Burleigh Heads nipper Cooper Bagley. Terry Imrie (below, centre), with Brent, Brooke and their children.

Longtime Burleigh SLSC member Terry Imrie, 70, is the bloke with all the good yarns. The unofficial club historian, it’s his own family story of four generations that embodies just what Surf Lifesaving is all about.

“My dad, Allan, born 1919, became a member of Burleigh in 1936,” he tells The Weekly. “Later, he enlisted as a soldier and in 1942 was a sergeant in the Australian Army up in New Guinea during WWII. He became a life member in 1956. Surf is ingrained in our DNA.

“I joined in 1961, and the same year I won a cadet state championship. Dad passed away in 2000, but not before we both were awarded OAMs for service to the community through Surf Lifesaving.”

Son Brent, 41, his wife, Brooke, and their four children – Diesel, 10, Max, eight, Jagger, seven, and youngest daughter Storm, five – are determined the Imrie family surf lifesaving tradition will continue.

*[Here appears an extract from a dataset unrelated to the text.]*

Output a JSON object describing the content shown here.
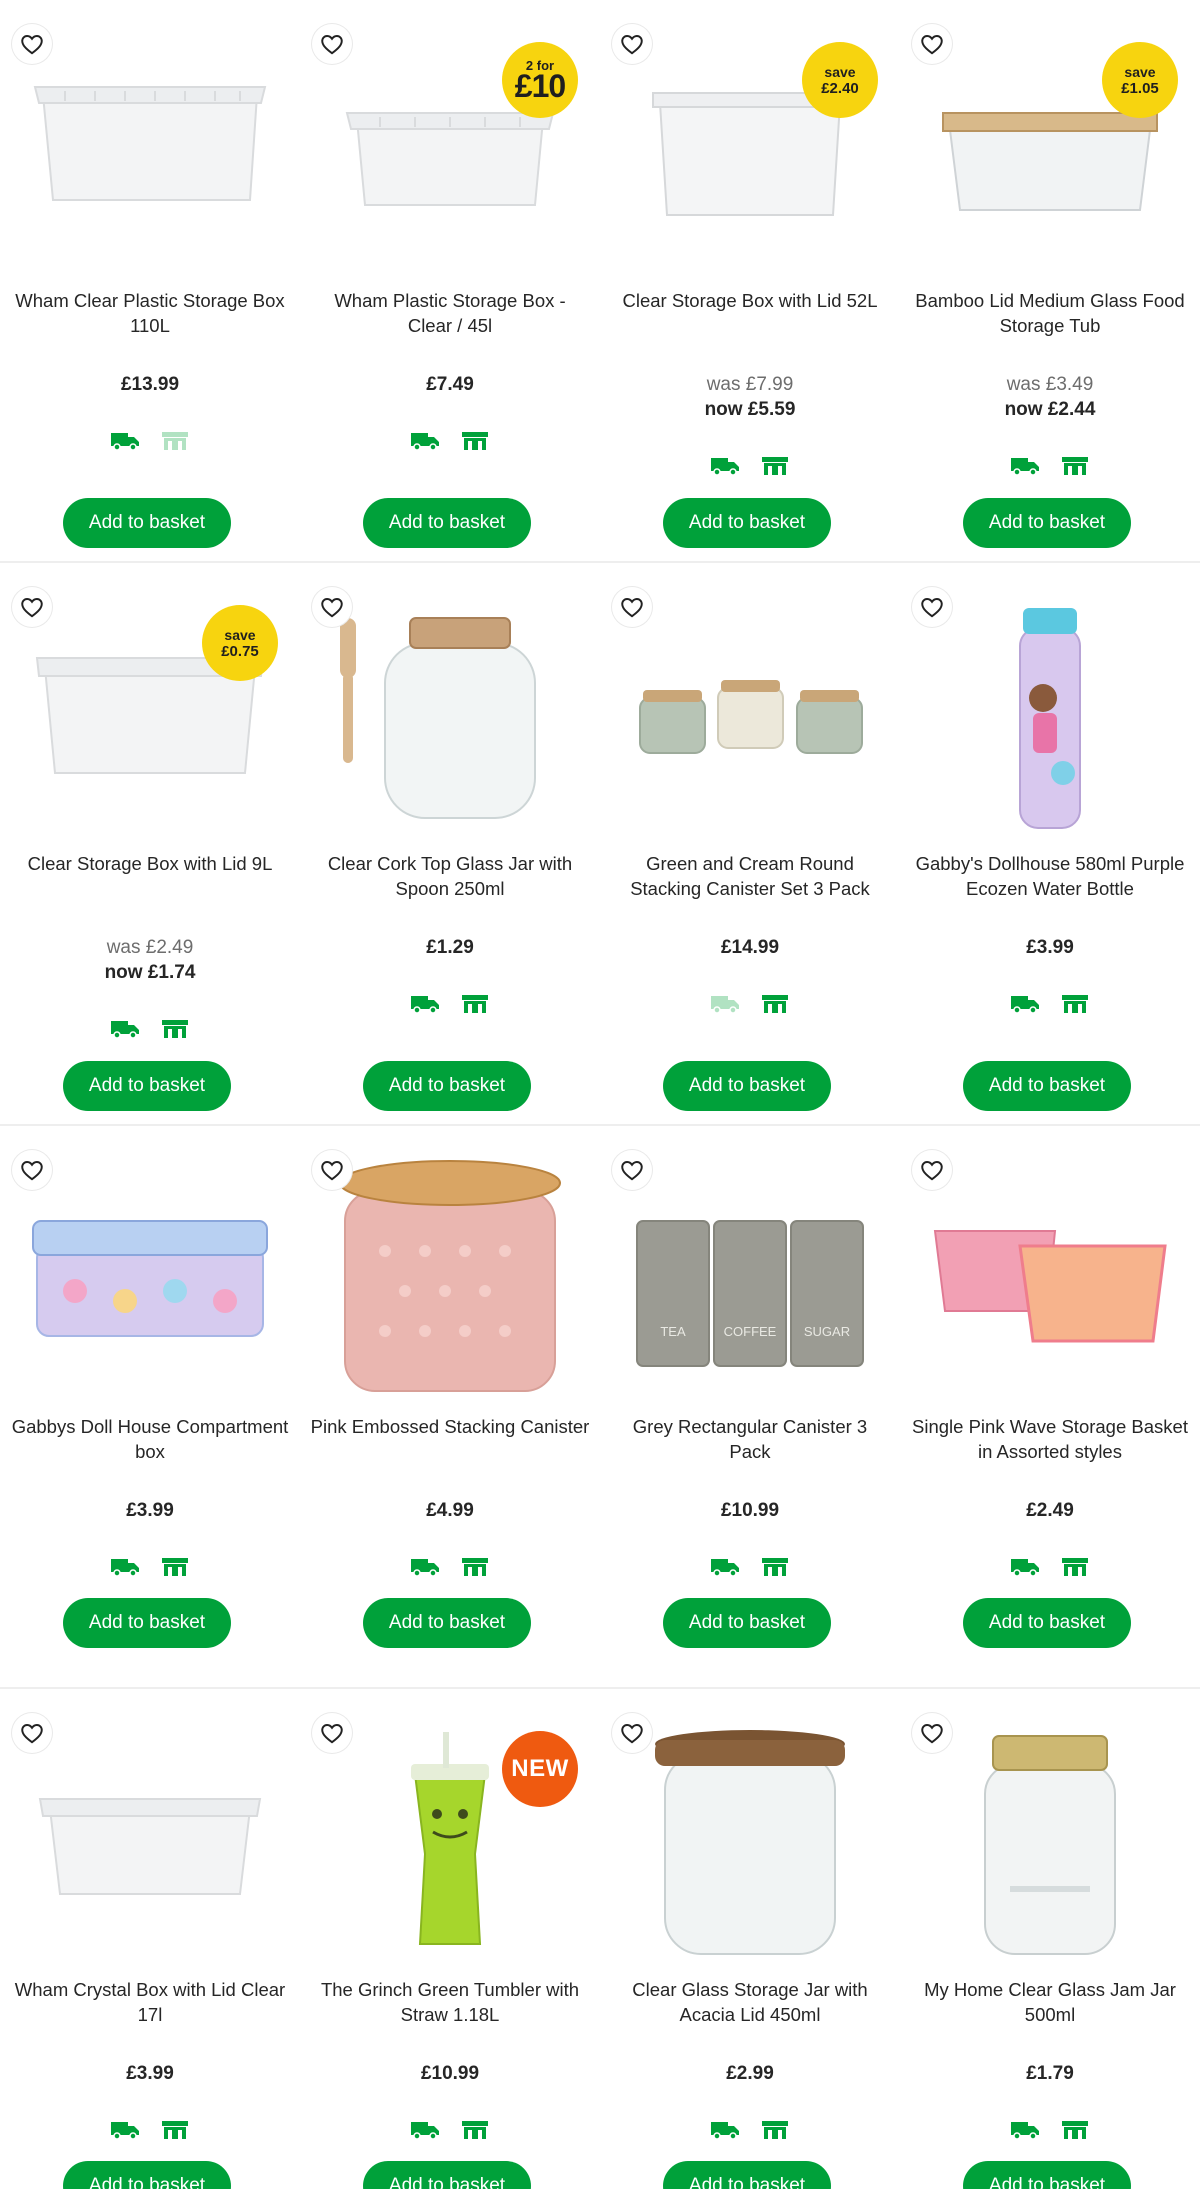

“I was a nipper at seven, and started patrols at 13,” says Brent. “For 28 years I’ve been watching over this beach. Three of the four eldest kids do nippers, and Storm is itching to be an official nipper next season. I’m a ‘clubbie’ to the core – waking up on Sunday mornings as a family and hitting the beach – there’s nothing better.”

Brooke, also a volunteer, is convinced the surf lifesaving culture provides the best possible chance in life for young people.

“In an era where everything is about screen time, with our brood, there’s only scene time,” she says. “They know their forefathers walked on this very sand. Having the old boys around the club who remember Allan, our kids hear the stories about their family’s history. They aspire to be decent people with good values, just like those before them. I know Allan would be very proud of them all.”